**EXERCISE DESCRIPTION**
Copy every line that contains the string "variant" from the entries below.
========================
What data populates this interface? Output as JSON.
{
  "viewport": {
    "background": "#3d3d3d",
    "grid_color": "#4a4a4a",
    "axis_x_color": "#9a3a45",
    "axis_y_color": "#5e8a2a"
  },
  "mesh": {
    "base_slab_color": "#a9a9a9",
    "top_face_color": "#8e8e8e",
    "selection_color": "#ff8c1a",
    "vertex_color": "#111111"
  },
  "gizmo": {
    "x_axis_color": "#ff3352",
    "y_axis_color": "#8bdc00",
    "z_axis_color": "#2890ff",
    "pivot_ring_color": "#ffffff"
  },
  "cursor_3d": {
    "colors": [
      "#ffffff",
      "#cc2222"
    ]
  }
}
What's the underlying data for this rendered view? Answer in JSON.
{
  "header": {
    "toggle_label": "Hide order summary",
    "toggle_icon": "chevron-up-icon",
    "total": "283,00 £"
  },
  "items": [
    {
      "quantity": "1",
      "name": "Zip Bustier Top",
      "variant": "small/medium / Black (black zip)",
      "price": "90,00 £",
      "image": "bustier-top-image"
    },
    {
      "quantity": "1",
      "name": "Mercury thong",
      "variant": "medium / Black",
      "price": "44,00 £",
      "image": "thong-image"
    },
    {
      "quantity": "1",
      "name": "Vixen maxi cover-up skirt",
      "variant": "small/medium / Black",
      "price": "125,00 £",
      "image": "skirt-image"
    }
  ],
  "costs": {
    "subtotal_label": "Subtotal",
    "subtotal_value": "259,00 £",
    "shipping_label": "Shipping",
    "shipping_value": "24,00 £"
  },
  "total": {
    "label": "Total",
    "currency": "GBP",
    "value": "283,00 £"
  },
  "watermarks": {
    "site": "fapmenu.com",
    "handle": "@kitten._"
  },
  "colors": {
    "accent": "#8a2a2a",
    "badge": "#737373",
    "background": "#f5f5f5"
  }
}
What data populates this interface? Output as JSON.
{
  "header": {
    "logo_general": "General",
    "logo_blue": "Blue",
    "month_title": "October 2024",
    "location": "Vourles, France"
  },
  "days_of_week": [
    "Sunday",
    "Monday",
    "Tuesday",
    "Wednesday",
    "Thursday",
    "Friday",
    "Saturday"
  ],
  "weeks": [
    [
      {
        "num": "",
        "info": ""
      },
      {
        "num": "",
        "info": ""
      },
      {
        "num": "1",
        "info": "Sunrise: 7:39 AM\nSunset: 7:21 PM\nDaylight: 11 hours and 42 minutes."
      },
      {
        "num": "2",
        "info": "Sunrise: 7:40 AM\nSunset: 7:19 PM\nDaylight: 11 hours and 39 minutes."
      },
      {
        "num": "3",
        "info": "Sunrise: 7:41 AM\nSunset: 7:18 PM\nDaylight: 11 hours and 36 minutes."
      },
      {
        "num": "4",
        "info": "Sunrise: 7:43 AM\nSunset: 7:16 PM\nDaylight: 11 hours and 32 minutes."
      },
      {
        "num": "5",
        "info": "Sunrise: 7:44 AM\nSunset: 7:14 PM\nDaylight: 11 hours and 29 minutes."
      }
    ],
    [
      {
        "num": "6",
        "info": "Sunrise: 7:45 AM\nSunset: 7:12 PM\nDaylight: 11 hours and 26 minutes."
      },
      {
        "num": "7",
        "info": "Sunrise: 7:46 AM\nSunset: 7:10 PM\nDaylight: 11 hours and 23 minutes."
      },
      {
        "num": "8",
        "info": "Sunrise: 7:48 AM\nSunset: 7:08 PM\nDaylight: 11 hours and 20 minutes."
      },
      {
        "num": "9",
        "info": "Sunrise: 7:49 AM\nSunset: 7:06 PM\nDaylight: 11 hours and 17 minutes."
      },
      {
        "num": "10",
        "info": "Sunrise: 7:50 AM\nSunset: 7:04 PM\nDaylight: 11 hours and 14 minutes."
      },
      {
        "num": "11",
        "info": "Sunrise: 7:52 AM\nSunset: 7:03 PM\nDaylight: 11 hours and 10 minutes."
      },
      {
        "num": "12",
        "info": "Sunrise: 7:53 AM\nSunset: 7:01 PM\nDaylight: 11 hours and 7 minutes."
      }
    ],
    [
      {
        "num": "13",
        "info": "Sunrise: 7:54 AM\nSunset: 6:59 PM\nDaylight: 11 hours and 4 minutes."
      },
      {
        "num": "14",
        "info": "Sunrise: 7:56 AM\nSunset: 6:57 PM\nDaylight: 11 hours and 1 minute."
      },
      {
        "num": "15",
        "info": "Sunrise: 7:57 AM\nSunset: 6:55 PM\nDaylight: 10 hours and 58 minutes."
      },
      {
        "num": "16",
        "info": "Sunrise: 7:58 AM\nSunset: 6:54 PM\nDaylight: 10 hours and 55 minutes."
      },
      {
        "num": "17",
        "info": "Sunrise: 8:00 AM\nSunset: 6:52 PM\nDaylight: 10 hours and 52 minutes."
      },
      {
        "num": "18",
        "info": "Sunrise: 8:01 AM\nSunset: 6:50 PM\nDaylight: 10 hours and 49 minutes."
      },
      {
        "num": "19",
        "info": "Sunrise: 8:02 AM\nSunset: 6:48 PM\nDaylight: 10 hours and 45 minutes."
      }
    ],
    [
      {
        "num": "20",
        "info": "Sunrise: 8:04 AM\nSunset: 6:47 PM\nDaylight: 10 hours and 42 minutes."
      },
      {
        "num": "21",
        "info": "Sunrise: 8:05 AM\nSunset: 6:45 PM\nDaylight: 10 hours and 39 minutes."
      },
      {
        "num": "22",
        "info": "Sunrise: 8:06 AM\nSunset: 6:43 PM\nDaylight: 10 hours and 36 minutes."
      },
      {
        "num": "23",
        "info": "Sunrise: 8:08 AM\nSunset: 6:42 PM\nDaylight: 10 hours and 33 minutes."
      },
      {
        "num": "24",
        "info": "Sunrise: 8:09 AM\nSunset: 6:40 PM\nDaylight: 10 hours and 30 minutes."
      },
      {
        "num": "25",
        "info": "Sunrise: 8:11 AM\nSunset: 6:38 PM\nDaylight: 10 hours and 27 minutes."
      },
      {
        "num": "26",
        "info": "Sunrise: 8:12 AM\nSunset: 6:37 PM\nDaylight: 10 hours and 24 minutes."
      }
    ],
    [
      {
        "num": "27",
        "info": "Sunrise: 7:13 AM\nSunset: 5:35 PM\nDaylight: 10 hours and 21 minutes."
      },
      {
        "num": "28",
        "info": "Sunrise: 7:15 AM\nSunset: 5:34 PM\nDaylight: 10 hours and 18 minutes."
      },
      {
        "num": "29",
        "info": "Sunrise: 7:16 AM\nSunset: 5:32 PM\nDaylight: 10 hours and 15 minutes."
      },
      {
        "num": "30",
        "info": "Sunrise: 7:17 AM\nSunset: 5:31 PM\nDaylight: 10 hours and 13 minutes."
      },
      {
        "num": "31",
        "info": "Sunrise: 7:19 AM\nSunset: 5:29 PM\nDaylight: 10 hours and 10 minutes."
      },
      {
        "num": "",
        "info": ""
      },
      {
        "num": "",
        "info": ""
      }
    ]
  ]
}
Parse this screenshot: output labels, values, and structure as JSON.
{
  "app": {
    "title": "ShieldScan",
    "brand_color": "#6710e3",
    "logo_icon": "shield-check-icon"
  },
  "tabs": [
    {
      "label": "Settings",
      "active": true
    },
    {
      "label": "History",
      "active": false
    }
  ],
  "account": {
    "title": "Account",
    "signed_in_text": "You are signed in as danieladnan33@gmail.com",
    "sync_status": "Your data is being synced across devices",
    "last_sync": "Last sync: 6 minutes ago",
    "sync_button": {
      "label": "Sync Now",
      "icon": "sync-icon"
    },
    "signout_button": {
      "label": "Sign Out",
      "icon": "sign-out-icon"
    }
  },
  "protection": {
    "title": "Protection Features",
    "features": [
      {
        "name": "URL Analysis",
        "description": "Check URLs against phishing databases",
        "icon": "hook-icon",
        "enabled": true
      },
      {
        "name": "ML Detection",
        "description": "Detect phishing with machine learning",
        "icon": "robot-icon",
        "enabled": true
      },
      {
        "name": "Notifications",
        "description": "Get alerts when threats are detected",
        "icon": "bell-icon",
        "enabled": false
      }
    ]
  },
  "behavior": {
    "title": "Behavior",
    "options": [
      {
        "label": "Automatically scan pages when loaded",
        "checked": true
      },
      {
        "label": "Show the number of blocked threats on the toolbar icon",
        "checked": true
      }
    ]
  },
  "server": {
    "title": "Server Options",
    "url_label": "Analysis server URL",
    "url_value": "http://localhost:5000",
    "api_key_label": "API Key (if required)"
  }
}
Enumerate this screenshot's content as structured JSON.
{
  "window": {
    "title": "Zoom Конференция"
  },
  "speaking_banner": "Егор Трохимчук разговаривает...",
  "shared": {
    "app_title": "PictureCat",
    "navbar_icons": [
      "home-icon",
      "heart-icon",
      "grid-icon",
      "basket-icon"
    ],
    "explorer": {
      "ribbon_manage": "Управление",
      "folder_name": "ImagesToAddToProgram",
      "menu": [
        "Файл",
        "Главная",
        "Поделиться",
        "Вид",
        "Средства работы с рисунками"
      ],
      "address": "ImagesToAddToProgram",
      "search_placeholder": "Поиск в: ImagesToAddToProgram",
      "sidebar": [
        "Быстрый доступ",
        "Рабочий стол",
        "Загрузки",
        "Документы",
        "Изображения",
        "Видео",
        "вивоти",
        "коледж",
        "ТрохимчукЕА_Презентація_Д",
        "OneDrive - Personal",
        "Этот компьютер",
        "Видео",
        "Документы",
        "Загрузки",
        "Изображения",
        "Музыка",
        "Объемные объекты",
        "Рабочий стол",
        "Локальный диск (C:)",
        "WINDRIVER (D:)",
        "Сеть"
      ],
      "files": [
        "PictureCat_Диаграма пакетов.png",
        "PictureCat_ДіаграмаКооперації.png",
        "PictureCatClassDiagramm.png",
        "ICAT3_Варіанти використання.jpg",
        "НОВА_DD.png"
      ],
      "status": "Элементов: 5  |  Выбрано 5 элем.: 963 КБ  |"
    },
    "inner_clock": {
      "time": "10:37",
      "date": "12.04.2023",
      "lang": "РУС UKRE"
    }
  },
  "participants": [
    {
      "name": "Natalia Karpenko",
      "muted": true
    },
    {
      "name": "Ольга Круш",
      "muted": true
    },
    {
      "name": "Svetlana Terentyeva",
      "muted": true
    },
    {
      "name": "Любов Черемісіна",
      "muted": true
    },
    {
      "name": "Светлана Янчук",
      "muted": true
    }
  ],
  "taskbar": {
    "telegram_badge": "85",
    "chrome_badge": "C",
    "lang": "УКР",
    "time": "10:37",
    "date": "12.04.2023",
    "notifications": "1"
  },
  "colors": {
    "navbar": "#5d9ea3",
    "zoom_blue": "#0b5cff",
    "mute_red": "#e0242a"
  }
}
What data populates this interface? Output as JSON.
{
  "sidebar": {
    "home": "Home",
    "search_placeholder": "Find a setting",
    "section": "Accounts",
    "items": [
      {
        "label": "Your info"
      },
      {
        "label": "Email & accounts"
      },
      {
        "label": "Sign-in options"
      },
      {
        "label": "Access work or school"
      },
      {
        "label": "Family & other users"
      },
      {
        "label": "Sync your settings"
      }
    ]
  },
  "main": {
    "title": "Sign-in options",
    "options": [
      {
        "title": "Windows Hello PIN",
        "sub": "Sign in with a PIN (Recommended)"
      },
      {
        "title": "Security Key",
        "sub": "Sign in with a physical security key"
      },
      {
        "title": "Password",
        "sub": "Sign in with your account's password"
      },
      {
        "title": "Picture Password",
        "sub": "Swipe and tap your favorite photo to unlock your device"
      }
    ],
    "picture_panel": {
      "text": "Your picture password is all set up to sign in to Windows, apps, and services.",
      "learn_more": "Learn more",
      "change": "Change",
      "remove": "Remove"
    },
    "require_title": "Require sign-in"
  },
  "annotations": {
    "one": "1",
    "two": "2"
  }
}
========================
**EXERCISE SOLUTION**
      "variant": "small/medium / Black (black zip)",
      "variant": "medium / Black",
      "variant": "small/medium / Black",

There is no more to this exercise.